RECORDS SUPPLIED
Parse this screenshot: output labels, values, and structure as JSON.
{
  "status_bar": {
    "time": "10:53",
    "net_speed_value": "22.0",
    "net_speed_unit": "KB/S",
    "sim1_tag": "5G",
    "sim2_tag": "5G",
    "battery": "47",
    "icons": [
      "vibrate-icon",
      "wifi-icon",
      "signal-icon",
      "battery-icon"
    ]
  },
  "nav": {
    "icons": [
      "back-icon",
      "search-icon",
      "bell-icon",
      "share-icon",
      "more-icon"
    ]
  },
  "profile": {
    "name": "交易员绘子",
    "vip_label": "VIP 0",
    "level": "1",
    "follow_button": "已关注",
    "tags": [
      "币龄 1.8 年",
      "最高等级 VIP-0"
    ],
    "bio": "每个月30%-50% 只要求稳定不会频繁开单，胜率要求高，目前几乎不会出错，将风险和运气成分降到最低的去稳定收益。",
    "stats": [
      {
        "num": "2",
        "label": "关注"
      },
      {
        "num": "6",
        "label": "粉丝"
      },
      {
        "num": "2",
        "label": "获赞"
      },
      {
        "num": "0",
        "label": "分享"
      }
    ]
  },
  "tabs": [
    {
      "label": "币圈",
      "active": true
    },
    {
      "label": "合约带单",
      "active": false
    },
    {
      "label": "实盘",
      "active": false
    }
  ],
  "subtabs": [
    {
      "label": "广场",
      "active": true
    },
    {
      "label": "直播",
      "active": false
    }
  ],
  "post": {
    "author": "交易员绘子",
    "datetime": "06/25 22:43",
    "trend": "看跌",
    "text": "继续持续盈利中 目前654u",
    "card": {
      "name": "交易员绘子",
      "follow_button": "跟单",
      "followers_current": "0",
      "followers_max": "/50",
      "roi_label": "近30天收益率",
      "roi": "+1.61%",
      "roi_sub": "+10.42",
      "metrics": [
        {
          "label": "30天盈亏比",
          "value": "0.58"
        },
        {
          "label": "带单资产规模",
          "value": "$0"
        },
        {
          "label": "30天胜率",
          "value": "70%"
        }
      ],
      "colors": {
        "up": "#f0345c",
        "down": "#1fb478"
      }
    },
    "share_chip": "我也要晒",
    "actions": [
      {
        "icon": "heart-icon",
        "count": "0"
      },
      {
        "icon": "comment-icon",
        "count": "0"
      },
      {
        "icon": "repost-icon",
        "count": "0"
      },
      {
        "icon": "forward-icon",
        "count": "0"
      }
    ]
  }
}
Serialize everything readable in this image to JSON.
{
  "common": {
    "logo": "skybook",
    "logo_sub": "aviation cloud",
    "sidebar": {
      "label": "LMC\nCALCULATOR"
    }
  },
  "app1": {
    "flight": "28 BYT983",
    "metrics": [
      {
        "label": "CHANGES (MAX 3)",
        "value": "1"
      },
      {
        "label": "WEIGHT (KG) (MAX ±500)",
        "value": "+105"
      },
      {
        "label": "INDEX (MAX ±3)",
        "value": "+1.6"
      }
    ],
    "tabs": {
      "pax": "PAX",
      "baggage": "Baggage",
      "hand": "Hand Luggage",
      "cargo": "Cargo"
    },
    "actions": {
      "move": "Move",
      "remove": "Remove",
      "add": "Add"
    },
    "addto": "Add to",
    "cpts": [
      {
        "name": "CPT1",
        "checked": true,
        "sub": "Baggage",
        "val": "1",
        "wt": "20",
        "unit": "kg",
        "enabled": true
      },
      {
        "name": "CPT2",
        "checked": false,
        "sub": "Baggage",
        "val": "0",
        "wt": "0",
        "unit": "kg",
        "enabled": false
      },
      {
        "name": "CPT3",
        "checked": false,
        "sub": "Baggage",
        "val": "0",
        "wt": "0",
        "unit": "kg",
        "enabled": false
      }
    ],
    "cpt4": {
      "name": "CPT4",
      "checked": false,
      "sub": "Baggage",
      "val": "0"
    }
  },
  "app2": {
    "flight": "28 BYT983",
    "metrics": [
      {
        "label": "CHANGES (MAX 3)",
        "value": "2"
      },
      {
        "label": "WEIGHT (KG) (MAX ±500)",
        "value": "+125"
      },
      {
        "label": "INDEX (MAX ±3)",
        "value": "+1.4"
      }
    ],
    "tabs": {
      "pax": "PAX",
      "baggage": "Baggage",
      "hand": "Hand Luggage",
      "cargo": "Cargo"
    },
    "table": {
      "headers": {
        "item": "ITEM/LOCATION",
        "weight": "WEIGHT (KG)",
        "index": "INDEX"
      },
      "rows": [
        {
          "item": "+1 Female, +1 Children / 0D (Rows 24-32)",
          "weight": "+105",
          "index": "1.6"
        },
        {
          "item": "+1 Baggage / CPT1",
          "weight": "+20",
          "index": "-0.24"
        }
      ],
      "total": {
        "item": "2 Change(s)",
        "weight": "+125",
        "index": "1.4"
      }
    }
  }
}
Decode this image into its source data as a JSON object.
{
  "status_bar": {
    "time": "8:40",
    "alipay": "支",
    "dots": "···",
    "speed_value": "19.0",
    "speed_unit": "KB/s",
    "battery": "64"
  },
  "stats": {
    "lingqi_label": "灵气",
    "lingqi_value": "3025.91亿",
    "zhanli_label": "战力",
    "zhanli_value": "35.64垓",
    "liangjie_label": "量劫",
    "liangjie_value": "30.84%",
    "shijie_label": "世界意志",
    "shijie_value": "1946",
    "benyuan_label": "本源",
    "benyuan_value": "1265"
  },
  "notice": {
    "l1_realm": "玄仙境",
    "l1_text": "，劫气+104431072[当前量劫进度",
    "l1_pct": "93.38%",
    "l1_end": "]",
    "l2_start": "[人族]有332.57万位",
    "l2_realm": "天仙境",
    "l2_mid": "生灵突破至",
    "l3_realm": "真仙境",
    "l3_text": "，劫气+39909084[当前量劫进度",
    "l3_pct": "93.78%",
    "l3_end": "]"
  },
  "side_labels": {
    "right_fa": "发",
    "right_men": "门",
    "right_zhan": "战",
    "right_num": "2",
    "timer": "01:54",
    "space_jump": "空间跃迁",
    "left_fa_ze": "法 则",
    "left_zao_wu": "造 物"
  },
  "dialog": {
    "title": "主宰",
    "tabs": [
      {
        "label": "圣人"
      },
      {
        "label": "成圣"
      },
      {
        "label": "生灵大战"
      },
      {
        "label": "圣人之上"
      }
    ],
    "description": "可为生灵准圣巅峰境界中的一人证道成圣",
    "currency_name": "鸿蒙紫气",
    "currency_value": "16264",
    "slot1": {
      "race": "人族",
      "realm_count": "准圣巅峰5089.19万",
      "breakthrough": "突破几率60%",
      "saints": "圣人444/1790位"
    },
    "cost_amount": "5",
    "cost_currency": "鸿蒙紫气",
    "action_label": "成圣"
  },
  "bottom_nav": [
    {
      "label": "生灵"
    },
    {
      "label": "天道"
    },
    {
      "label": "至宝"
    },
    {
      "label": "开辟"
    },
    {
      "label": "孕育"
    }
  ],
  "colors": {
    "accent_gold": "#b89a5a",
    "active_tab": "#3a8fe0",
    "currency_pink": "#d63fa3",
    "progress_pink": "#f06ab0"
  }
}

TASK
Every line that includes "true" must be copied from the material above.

ANSWER BOX
      "active": true
      "active": true
        "checked": true,
        "enabled": true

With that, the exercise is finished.